There’s a new, low-cost (but pretty smart) mini-tractor that’s part of a business start-up in Abuja, Nigeria, called “Hello Tractor.”
What makes the tractors smart?
Each one comes with a GPS antenna. So when the tractor has been used enough to need maintenance, Hello Tractor will alert the owner. Even better, the company can use data on tractor location to play matchmaker. If a certain farmer needs a tractor, the company can contact the nearest tractor owner, who’ll ride over and, for a fee, perform the services needed on the neighboring farm.
The idea is so bright that the company founders raised $3 million in seed money from USAID and other sources. And so far they’ve sold 1,000 tractors to farmers in Nigeria at $4,000 a machine.
The entrepreneur behind Hello Tractor is a city boy: founder and CEO Jehiel Oliver, 33, from Cleveland, Ohio. He’s got a masters in economics from Cornell University.
His life story doesn’t exactly scream “agriculture.” But a couple of years ago he became interested in the problems of the global poor, who earn much of their income on the farm. And he noticed that “most banks didn’t lend to farmers.”
So the idea of a cheap tractor captivated him. It fit with his lifelong goal of wanting “to make a difference in the world.”
When he talked to his wife and some friends, he thought they would probably dis the idea as some “kumbaya” thing. Instead, the group embraced it. They researched Nigeria and learned that it’s the most populous country in Africa with agricultural lands as vast as Texas. They also learned that, yes, an inexpensive tractor can be life-changing. Tractors can plow in hours what a crew plows in days, so a farmer with a tractor can plant early enough to take full advantage of the rainy season, bringing better yields.
But first farmers have to be able to afford the tractor. So instead of thinking big, Oliver thought small. “A typical entry-level tractor in Nigeria is 55 horsepower,” he says, “Ours is 15. [The] 55 horse power tractor [costs] around $40,000. [Hello Tractor] is $4,000.”
Oliver shared those numbers at SXSW’s Global Innovation Challenge, a pitch competition that he won. Part of the deal is that he now goes on to attend President Obama’s Global Entrepreneurship Summit in June.
Why are tractors so important in Africa?
Calestous Juma is an expert.
Not just as a Harvard scholar. But as a native Kenyan. When he was growing up, his family rarely went grocery shopping. They fished and harvested their food by hand.
Now at Harvard’s Belfer Center for Science and International Affairs he leads the center’s Agricultural Innovation Policy in Africa Project.
His research shows there’s a huge tractor shortage in Africa. Worldwide you can find an average of 200 tractors every 100,000 square kilometers (roughly 70,000 square miles). In Africa the average is 13.
And tractors are very helpful, although they have their pitfalls.

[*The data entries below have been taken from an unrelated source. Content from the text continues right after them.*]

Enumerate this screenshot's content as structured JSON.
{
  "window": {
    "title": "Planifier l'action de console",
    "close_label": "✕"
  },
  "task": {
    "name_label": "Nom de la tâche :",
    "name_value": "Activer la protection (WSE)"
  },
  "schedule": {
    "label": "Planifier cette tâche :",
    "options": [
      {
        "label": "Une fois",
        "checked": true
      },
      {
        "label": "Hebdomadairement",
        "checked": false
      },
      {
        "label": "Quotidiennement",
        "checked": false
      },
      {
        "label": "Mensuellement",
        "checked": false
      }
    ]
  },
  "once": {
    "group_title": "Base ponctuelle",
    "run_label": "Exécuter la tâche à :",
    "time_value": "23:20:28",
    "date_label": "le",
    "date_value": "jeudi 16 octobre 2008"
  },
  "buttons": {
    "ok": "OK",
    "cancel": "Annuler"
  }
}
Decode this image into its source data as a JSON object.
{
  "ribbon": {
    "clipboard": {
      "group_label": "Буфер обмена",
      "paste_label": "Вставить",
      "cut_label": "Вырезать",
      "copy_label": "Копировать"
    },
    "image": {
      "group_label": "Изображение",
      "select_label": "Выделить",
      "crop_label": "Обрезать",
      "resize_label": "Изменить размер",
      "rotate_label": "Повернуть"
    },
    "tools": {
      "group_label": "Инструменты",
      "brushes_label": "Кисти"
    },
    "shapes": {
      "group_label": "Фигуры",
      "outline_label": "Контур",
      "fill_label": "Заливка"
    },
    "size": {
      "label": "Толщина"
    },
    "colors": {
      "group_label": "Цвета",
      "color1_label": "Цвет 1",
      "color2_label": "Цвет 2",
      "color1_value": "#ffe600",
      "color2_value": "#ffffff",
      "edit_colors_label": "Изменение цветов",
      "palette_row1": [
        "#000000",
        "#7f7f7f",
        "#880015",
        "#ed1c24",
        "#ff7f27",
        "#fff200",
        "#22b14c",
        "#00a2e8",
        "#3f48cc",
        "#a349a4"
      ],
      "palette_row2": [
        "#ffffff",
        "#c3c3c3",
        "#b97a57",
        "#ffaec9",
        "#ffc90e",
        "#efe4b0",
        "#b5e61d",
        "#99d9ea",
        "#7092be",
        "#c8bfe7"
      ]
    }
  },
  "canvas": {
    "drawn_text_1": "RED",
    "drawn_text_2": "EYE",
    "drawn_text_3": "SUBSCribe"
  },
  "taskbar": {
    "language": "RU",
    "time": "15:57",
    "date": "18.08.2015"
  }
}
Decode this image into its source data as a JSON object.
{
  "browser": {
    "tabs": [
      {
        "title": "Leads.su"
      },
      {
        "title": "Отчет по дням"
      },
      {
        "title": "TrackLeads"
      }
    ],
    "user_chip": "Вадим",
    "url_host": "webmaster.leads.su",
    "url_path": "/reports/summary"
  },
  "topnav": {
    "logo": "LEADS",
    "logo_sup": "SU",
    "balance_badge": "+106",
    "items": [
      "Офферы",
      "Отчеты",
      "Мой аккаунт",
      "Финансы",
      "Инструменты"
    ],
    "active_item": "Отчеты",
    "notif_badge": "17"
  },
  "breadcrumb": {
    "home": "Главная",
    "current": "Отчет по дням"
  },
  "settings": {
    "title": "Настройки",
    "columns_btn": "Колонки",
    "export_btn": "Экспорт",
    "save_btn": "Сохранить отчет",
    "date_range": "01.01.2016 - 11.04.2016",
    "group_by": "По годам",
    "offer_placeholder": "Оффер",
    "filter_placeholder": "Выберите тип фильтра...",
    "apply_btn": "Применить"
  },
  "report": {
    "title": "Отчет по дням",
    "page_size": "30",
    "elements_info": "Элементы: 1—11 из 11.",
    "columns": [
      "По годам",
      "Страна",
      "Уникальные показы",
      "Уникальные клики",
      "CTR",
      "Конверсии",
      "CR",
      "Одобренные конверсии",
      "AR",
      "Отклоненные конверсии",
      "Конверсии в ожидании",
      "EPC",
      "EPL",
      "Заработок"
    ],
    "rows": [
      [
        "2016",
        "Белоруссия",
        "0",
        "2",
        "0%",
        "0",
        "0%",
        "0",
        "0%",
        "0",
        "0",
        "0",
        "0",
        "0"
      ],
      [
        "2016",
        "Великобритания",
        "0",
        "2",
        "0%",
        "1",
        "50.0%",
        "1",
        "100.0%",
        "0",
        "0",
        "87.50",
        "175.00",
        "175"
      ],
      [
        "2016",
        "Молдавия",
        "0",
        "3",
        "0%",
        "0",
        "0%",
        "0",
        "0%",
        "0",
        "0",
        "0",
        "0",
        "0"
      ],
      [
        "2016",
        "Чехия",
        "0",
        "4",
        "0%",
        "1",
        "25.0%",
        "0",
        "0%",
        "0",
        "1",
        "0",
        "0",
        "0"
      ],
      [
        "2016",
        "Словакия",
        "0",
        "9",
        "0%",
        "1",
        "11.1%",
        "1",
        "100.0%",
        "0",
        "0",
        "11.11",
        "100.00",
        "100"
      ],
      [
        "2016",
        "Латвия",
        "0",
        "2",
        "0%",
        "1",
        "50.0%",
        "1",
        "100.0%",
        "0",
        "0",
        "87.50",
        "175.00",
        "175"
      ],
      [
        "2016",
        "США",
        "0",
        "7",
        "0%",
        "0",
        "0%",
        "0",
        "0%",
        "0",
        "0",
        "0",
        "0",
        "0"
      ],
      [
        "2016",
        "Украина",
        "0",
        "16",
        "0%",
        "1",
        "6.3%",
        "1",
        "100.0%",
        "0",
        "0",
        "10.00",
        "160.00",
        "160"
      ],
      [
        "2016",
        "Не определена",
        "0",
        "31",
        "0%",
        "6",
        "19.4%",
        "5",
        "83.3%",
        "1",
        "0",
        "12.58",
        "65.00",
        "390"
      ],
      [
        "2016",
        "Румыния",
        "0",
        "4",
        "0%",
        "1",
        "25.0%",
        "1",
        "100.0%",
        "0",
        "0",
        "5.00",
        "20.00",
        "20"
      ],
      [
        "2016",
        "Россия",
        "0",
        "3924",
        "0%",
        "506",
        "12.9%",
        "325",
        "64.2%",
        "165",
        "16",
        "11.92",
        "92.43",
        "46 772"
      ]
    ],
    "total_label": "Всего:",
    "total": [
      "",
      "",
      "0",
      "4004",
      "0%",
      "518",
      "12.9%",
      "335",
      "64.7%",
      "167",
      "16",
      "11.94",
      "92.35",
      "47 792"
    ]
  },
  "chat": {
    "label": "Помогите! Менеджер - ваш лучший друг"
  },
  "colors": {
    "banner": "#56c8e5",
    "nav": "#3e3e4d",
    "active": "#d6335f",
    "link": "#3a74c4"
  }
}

“Tractors are very controversial in the developing world [in general] and in Africa [in particular],” Juma says. On the one hand, they can help small-scale farmers plant on time in an efficient, cost-effective way. And if the farmer doesn’t have enough laborers, the tractor is invaluable. In places where there are laborers, however, tractors get the blame for taking workers’ jobs.
Tractors also need maintenance and spare parts, which are not readily available in much of Africa.
So imagine you are a farmer who has saved, possibly for years to buy a tractor. What do you do when the tractor breaks down? Because it will break down. “It takes only one piece,” Juma says “and then you can’t use the rest of the tractor.”
In some parts of Africa, it can take months to get your hands on a spare part.
Hello Tractor’s Oliver says his company is trying to fix that. If a part breaks, farmers can use the tractor’s Short Message Service and text message Abuja headquarters to buy a replacement.
If Hello Tractor gets some traction, its potential is huge. Last year the Tractor Owners and Hiring Facilities Association of Nigeria reported a shortage of 73,000 tractors for the country’s agricultural activities.